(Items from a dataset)
-*-
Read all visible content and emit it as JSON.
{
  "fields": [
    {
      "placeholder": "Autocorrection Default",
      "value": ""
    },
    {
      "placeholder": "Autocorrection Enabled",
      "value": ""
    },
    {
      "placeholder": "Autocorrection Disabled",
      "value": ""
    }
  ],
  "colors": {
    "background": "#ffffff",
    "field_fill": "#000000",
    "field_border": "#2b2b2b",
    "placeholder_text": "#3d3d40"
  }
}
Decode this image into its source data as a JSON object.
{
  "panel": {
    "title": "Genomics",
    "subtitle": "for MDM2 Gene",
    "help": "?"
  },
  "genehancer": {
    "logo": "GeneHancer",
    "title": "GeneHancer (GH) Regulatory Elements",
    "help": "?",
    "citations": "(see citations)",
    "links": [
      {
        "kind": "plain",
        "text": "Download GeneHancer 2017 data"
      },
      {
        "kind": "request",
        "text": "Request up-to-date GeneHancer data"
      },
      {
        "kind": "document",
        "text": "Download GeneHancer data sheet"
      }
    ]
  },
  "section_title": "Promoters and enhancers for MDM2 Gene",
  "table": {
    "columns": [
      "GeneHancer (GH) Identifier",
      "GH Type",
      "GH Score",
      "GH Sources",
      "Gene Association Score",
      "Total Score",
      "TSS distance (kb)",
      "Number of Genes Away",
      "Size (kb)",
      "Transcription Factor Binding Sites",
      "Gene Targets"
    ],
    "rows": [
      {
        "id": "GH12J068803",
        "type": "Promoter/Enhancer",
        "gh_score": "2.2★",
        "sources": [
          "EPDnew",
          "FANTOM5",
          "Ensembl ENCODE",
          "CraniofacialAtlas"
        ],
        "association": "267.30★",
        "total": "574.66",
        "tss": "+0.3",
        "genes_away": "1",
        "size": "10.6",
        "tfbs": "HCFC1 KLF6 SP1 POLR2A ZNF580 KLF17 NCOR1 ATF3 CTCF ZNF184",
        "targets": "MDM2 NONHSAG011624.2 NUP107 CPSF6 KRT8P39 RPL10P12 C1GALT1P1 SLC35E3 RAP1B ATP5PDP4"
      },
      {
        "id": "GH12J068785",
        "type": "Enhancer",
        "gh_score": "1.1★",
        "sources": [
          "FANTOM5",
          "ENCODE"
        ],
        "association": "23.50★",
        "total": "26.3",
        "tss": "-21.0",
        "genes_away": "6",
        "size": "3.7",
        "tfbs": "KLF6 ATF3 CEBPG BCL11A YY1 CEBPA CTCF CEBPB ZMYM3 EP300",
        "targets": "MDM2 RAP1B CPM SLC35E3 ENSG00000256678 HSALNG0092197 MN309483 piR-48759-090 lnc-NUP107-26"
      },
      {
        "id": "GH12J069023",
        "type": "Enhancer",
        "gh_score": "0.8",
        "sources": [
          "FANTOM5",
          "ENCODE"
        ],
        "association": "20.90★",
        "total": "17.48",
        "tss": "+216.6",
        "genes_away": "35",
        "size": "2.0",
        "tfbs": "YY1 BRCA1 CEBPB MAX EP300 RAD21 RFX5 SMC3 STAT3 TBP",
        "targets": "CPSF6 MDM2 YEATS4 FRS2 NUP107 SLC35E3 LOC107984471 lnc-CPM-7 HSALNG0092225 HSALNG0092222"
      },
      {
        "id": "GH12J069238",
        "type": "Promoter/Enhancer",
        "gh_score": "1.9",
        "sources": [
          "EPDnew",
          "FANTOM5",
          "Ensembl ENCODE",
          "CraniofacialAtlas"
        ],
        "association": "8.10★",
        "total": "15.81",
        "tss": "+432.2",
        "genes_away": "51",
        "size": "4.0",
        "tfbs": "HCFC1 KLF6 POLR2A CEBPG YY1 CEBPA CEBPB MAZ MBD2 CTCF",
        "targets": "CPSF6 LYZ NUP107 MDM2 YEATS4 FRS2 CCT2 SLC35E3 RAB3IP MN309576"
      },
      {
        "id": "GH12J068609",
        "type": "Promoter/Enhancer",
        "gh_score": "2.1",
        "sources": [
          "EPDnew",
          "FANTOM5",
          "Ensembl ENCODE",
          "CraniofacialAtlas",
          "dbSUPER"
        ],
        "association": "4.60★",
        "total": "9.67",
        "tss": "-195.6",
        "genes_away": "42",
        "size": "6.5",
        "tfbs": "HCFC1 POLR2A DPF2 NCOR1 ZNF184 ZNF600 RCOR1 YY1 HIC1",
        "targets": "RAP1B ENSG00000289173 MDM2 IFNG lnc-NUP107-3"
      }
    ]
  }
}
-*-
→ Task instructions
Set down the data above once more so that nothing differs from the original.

→ Problem solution
Read all visible content and emit it as JSON.
{
  "fields": [
    {
      "placeholder": "Autocorrection Default",
      "value": ""
    },
    {
      "placeholder": "Autocorrection Enabled",
      "value": ""
    },
    {
      "placeholder": "Autocorrection Disabled",
      "value": ""
    }
  ],
  "colors": {
    "background": "#ffffff",
    "field_fill": "#000000",
    "field_border": "#2b2b2b",
    "placeholder_text": "#3d3d40"
  }
}
Decode this image into its source data as a JSON object.
{
  "panel": {
    "title": "Genomics",
    "subtitle": "for MDM2 Gene",
    "help": "?"
  },
  "genehancer": {
    "logo": "GeneHancer",
    "title": "GeneHancer (GH) Regulatory Elements",
    "help": "?",
    "citations": "(see citations)",
    "links": [
      {
        "kind": "plain",
        "text": "Download GeneHancer 2017 data"
      },
      {
        "kind": "request",
        "text": "Request up-to-date GeneHancer data"
      },
      {
        "kind": "document",
        "text": "Download GeneHancer data sheet"
      }
    ]
  },
  "section_title": "Promoters and enhancers for MDM2 Gene",
  "table": {
    "columns": [
      "GeneHancer (GH) Identifier",
      "GH Type",
      "GH Score",
      "GH Sources",
      "Gene Association Score",
      "Total Score",
      "TSS distance (kb)",
      "Number of Genes Away",
      "Size (kb)",
      "Transcription Factor Binding Sites",
      "Gene Targets"
    ],
    "rows": [
      {
        "id": "GH12J068803",
        "type": "Promoter/Enhancer",
        "gh_score": "2.2★",
        "sources": [
          "EPDnew",
          "FANTOM5",
          "Ensembl ENCODE",
          "CraniofacialAtlas"
        ],
        "association": "267.30★",
        "total": "574.66",
        "tss": "+0.3",
        "genes_away": "1",
        "size": "10.6",
        "tfbs": "HCFC1 KLF6 SP1 POLR2A ZNF580 KLF17 NCOR1 ATF3 CTCF ZNF184",
        "targets": "MDM2 NONHSAG011624.2 NUP107 CPSF6 KRT8P39 RPL10P12 C1GALT1P1 SLC35E3 RAP1B ATP5PDP4"
      },
      {
        "id": "GH12J068785",
        "type": "Enhancer",
        "gh_score": "1.1★",
        "sources": [
          "FANTOM5",
          "ENCODE"
        ],
        "association": "23.50★",
        "total": "26.3",
        "tss": "-21.0",
        "genes_away": "6",
        "size": "3.7",
        "tfbs": "KLF6 ATF3 CEBPG BCL11A YY1 CEBPA CTCF CEBPB ZMYM3 EP300",
        "targets": "MDM2 RAP1B CPM SLC35E3 ENSG00000256678 HSALNG0092197 MN309483 piR-48759-090 lnc-NUP107-26"
      },
      {
        "id": "GH12J069023",
        "type": "Enhancer",
        "gh_score": "0.8",
        "sources": [
          "FANTOM5",
          "ENCODE"
        ],
        "association": "20.90★",
        "total": "17.48",
        "tss": "+216.6",
        "genes_away": "35",
        "size": "2.0",
        "tfbs": "YY1 BRCA1 CEBPB MAX EP300 RAD21 RFX5 SMC3 STAT3 TBP",
        "targets": "CPSF6 MDM2 YEATS4 FRS2 NUP107 SLC35E3 LOC107984471 lnc-CPM-7 HSALNG0092225 HSALNG0092222"
      },
      {
        "id": "GH12J069238",
        "type": "Promoter/Enhancer",
        "gh_score": "1.9",
        "sources": [
          "EPDnew",
          "FANTOM5",
          "Ensembl ENCODE",
          "CraniofacialAtlas"
        ],
        "association": "8.10★",
        "total": "15.81",
        "tss": "+432.2",
        "genes_away": "51",
        "size": "4.0",
        "tfbs": "HCFC1 KLF6 POLR2A CEBPG YY1 CEBPA CEBPB MAZ MBD2 CTCF",
        "targets": "CPSF6 LYZ NUP107 MDM2 YEATS4 FRS2 CCT2 SLC35E3 RAB3IP MN309576"
      },
      {
        "id": "GH12J068609",
        "type": "Promoter/Enhancer",
        "gh_score": "2.1",
        "sources": [
          "EPDnew",
          "FANTOM5",
          "Ensembl ENCODE",
          "CraniofacialAtlas",
          "dbSUPER"
        ],
        "association": "4.60★",
        "total": "9.67",
        "tss": "-195.6",
        "genes_away": "42",
        "size": "6.5",
        "tfbs": "HCFC1 POLR2A DPF2 NCOR1 ZNF184 ZNF600 RCOR1 YY1 HIC1",
        "targets": "RAP1B ENSG00000289173 MDM2 IFNG lnc-NUP107-3"
      }
    ]
  }
}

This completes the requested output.